It is fitting that the most famous contemporary sociologist has decided to address the most significant policy issue of our time. Anything but shy, Wilson has devoted his career to wading into contentious debates that have enormous social implications for the way we understand race and inequality in America.
In More Than Just Race Wilson wants to explain inner-city behavior — such as young black males’ disdain for low-wage jobs, their use of violence, and their refusal to take responsibility for children — without pointing simplistically to discrimination or a deficit in values. Instead, he argues that years of exposure to similar situations can create responses that look as if they express individual will or active preference when they are, in fact, adaptations or resigned responses to racial exclusion.
Consider a young man who works in the drug economy. That doesn’t mean he places little, if any, value on legitimate work. Employment opportunities are limited in the man’s segregated neighborhood. Most of the good jobs are far away. To complicate matters, many of his friends and neighbors are probably connected to the drug trade. Survival and peer pressure dictate that the man will seek out the dangerous, illegal jobs that are nearby, even while he may prefer a stable, mainstream job. Delinquent behavior? Certainly, but more than likely a comprehensible response to lack of opportunity.
Now focus Wilson’s “socialization” lens on teen pregnancy: Young inner-city women achieve both personal identity and social validation in their community by entering into motherhood. They join others whose lives are similarly defined by early parenting.
Wilson does more than argue for the rationality of such behaviors. The actions of both the young man and the teenage mother are “cultural,” he suggests, because they follow from the individual’s perceptions of how society works. These perceptions are learned over time, and they create powerful expectations that can lead individuals to act in ways that, to the outside world, suggest insolence, laziness, pathology, etc.
Wilson describes this succinctly: “Parents in segregated communities who have had experiences (with discrimination and disrespect) may transmit to children, through the process of socialization, a set of beliefs about what to expect from life and how one should respond to circumstances. … Children may acquire a disposition to interpret the way the world works that reflects a strong sense that other members of society disrespect them because they are black.”
If you think you’re at a disadvantage (however justified or unjustified that belief may be), you internalize your status, such that your low expectations become as durable an obstacle as the discrimination you might be facing.
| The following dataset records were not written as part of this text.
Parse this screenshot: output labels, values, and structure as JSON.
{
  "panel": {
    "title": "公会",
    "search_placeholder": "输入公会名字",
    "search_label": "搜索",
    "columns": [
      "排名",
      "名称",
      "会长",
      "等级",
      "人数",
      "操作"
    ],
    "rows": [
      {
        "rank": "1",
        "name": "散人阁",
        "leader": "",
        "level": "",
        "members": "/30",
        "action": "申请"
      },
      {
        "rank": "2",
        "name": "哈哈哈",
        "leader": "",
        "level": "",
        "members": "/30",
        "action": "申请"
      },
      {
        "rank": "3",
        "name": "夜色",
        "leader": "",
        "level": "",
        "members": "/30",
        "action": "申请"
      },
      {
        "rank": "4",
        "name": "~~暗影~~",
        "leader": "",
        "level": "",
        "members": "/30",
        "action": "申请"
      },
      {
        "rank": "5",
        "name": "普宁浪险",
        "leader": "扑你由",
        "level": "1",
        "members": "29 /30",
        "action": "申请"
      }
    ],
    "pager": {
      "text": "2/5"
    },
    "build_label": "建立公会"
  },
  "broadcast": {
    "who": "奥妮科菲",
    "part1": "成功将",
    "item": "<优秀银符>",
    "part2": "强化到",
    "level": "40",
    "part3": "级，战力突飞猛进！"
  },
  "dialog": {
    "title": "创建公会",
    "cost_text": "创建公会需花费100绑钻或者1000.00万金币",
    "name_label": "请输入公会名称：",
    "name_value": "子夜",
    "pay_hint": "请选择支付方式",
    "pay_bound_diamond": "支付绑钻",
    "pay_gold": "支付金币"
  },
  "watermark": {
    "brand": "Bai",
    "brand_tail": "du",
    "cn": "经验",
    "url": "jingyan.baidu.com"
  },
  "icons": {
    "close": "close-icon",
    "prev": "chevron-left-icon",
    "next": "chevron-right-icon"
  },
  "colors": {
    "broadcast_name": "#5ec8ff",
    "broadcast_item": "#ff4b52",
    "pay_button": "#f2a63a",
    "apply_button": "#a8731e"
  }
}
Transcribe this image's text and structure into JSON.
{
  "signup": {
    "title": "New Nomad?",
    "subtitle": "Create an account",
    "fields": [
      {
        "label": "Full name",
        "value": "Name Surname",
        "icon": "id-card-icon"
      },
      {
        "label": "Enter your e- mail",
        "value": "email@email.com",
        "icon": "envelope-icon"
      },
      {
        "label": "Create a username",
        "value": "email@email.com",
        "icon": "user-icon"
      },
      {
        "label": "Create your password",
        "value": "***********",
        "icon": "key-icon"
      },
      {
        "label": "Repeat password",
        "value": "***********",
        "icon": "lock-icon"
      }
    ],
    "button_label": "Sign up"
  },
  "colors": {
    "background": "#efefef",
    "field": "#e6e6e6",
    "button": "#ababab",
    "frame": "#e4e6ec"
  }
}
Wilson appreciates Moynihan for shedding light on ghetto poverty. But by focusing on the capacity of the poor to act rationally and thoughtfully, Wilson wants us to move past victimhood. In his view, neither defending the victim nor blaming the victim is very helpful in moving us forward.
Three generations of black ghetto dwellers have been relying on welfare and sporadic work and doing so in isolation from the mainstream. It is folly to believe that some distinctive behavior, values, or outlooks have not arisen as a consequence. In Wilson’s work, the recognition functions almost like confession: Let us face the truth, so that we may finally bring forth change.
The book stands to have a powerful impact in policy circles because it points to the elephant in the room. Wilson emphasizes the advantages of “race neutral” jobs programs, knowing that Americans are more likely to support initiatives that are not identified with poor blacks. Stated somewhat crudely, increasing employment will reduce the number of people who might promote or even condone deviant behavior.
Because Wilson advised the Obama campaign, it is likely that his combination of race-neutral social policies and “jobs-first” agenda will be attractive to our president.
Sudhir Venkatesh is William B. Ransford professor of sociology at Columbia University and author of Gang Leader for a Day.